_ABOUT THIS TASK_
Each line of the listing below containing the word "name" should be returned.

◆ ◆ ◆ ◆ ◆ ◆ ◆

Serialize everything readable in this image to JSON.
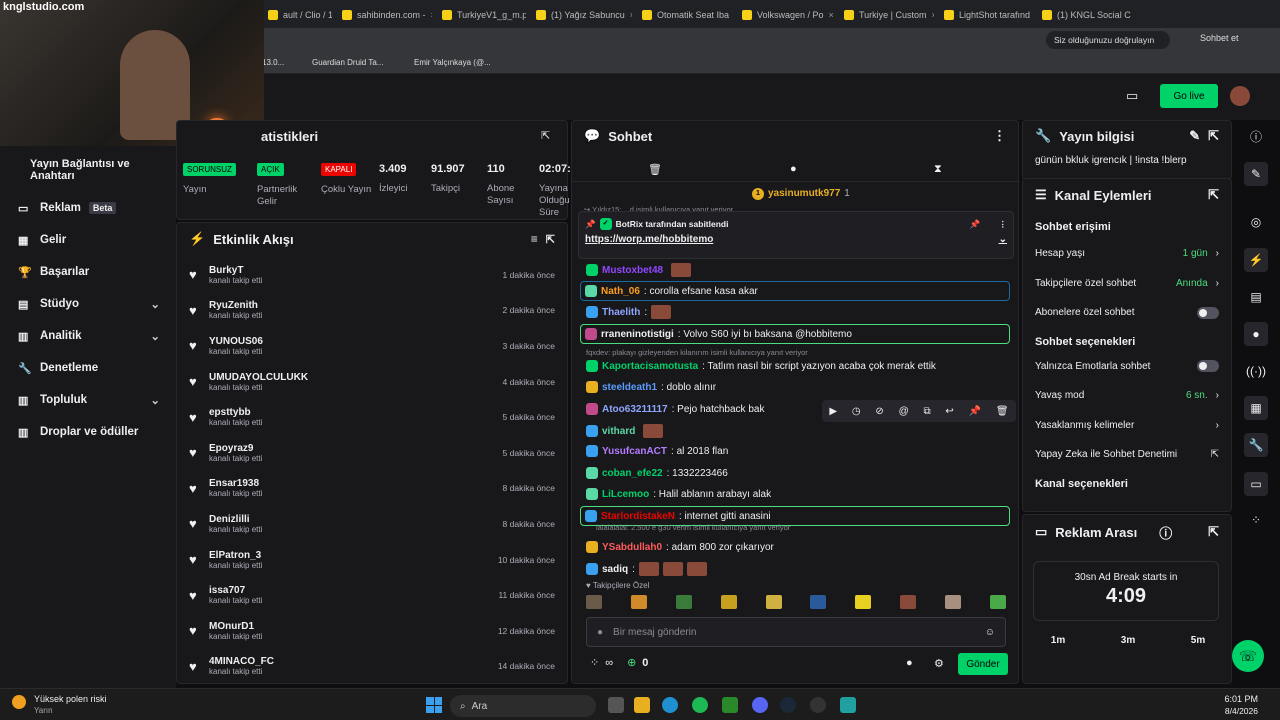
{
  "browser": {
    "tabs": [
      "ault / Clio / 1.",
      "sahibinden.com -",
      "TurkiyeV1_g_m.p",
      "(1) Yağız Sabuncu",
      "Otomatik Seat Iba",
      "Volkswagen / Po",
      "Turkiye | Custom",
      "LightShot tarafınd",
      "(1) KNGL Social C"
    ],
    "verify_label": "Siz olduğunuzu doğrulayın",
    "chat_label": "Sohbet et",
    "bookmarks": [
      "13.0...",
      "Guardian Druid Ta...",
      "Emir Yalçınkaya (@..."
    ]
  },
  "overlay": {
    "watermark": "knglstudio.com"
  },
  "header": {
    "go_live": "Go live"
  },
  "stats": {
    "title": "atistikleri",
    "items": [
      {
        "badge": "SORUNSUZ",
        "badge_color": "#00d26a",
        "label": "Yayın"
      },
      {
        "badge": "AÇIK",
        "badge_color": "#00d26a",
        "label": "Partnerlik Gelir"
      },
      {
        "badge": "KAPALI",
        "badge_color": "#eb0400",
        "label": "Çoklu Yayın"
      },
      {
        "value": "3.409",
        "label": "İzleyici"
      },
      {
        "value": "91.907",
        "label": "Takipçi"
      },
      {
        "value": "110",
        "label": "Abone Sayısı"
      },
      {
        "value": "02:07:",
        "label": "Yayına Olduğu Süre"
      }
    ]
  },
  "sidebar": {
    "top_label": "Yayın Bağlantısı ve Anahtarı",
    "items": [
      {
        "label": "Reklam",
        "badge": "Beta",
        "icon": "ad-icon"
      },
      {
        "label": "Gelir",
        "icon": "revenue-icon"
      },
      {
        "label": "Başarılar",
        "icon": "trophy-icon"
      },
      {
        "label": "Stüdyo",
        "icon": "studio-icon",
        "chev": "⌄"
      },
      {
        "label": "Analitik",
        "icon": "analytics-icon",
        "chev": "⌄"
      },
      {
        "label": "Denetleme",
        "icon": "moderation-icon"
      },
      {
        "label": "Topluluk",
        "icon": "community-icon",
        "chev": "⌄"
      },
      {
        "label": "Droplar ve ödüller",
        "icon": "drops-icon"
      }
    ]
  },
  "activity": {
    "title": "Etkinlik Akışı",
    "events": [
      {
        "name": "BurkyT",
        "sub": "kanalı takip etti",
        "time": "1 dakika önce"
      },
      {
        "name": "RyuZenith",
        "sub": "kanalı takip etti",
        "time": "2 dakika önce"
      },
      {
        "name": "YUNOUS06",
        "sub": "kanalı takip etti",
        "time": "3 dakika önce"
      },
      {
        "name": "UMUDAYOLCULUKK",
        "sub": "kanalı takip etti",
        "time": "4 dakika önce"
      },
      {
        "name": "epsttybb",
        "sub": "kanalı takip etti",
        "time": "5 dakika önce"
      },
      {
        "name": "Epoyraz9",
        "sub": "kanalı takip etti",
        "time": "5 dakika önce"
      },
      {
        "name": "Ensar1938",
        "sub": "kanalı takip etti",
        "time": "8 dakika önce"
      },
      {
        "name": "Denizlilli",
        "sub": "kanalı takip etti",
        "time": "8 dakika önce"
      },
      {
        "name": "ElPatron_3",
        "sub": "kanalı takip etti",
        "time": "10 dakika önce"
      },
      {
        "name": "issa707",
        "sub": "kanalı takip etti",
        "time": "11 dakika önce"
      },
      {
        "name": "MOnurD1",
        "sub": "kanalı takip etti",
        "time": "12 dakika önce"
      },
      {
        "name": "4MINACO_FC",
        "sub": "kanalı takip etti",
        "time": "14 dakika önce"
      }
    ]
  },
  "chat": {
    "title": "Sohbet",
    "top_gifter": "yasinumutk977",
    "top_gifter_count": "1",
    "pinned_by": "BotRix tarafından sabitlendi",
    "pinned_link": "https://worp.me/hobbitemo",
    "reply1": "fqxdev: plakayı gizleyenden kilanırım isimli kullanıcıya yanıt veriyor",
    "reply2": "lalalalalal: 2.500 e g30 verim isimli kullanıcıya yanıt veriyor",
    "messages": [
      {
        "user": "Mustoxbet48",
        "color": "#9146ff",
        "text": ""
      },
      {
        "user": "Nath_06",
        "color": "#ff9f1a",
        "text": ": corolla efsane kasa akar"
      },
      {
        "user": "Thaelith",
        "color": "#8fa6ff",
        "text": ":"
      },
      {
        "user": "rraneninotistigi",
        "color": "#efeff1",
        "text": ": Volvo S60 iyi bı baksana @hobbitemo"
      },
      {
        "user": "Kaportacisamotusta",
        "color": "#00d26a",
        "text": ": Tatlım nasıl bir script yazıyon acaba çok merak ettik"
      },
      {
        "user": "steeldeath1",
        "color": "#5b9cff",
        "text": ": doblo alınır"
      },
      {
        "user": "Atoo63211117",
        "color": "#8fa6ff",
        "text": ": Pejo hatchback bak"
      },
      {
        "user": "vithard",
        "color": "#5ad8a6",
        "text": ""
      },
      {
        "user": "YusufcanACT",
        "color": "#b67cff",
        "text": ": al 2018 flan"
      },
      {
        "user": "coban_efe22",
        "color": "#00d26a",
        "text": ": 1332223466"
      },
      {
        "user": "LiLcemoo",
        "color": "#00d26a",
        "text": ": Halil ablanın arabayı alak"
      },
      {
        "user": "StarlordistakeN",
        "color": "#eb0400",
        "text": ": internet gitti anasini"
      },
      {
        "user": "YSabdullah0",
        "color": "#ff5b5b",
        "text": ": adam 800 zor çıkarıyor"
      },
      {
        "user": "sadiq",
        "color": "#efeff1",
        "text": ":"
      }
    ],
    "followers_only": "Takipçilere Özel",
    "input_placeholder": "Bir mesaj gönderin",
    "points": "0",
    "send": "Gönder"
  },
  "right": {
    "info_title": "Yayın bilgisi",
    "stream_title": "günün bkluk igrencık | !insta !blerp",
    "actions_title": "Kanal Eylemleri",
    "chat_access": "Sohbet erişimi",
    "access": [
      {
        "label": "Hesap yaşı",
        "value": "1 gün"
      },
      {
        "label": "Takipçilere özel sohbet",
        "value": "Anında"
      },
      {
        "label": "Abonelere özel sohbet",
        "toggle": true
      }
    ],
    "chat_options": "Sohbet seçenekleri",
    "options": [
      {
        "label": "Yalnızca Emotlarla sohbet",
        "toggle": true
      },
      {
        "label": "Yavaş mod",
        "value": "6 sn."
      },
      {
        "label": "Yasaklanmış kelimeler",
        "value": ""
      },
      {
        "label": "Yapay Zeka ile Sohbet Denetimi",
        "value": ""
      }
    ],
    "channel_options": "Kanal seçenekleri",
    "ad_title": "Reklam Arası",
    "ad_caption": "30sn Ad Break starts in",
    "ad_timer": "4:09",
    "ad_buttons": [
      "1m",
      "3m",
      "5m"
    ]
  },
  "taskbar": {
    "weather": "Yüksek polen riski",
    "weather_sub": "Yarın",
    "search": "Ara",
    "time": "6:01 PM",
    "date": "8/4/2026"
  }
}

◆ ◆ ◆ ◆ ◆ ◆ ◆

_ANSWER TO THE EXERCISE_
        "name": "BurkyT",
        "name": "RyuZenith",
        "name": "YUNOUS06",
        "name": "UMUDAYOLCULUKK",
        "name": "epsttybb",
        "name": "Epoyraz9",
        "name": "Ensar1938",
        "name": "Denizlilli",
        "name": "ElPatron_3",
        "name": "issa707",
        "name": "MOnurD1",
        "name": "4MINACO_FC",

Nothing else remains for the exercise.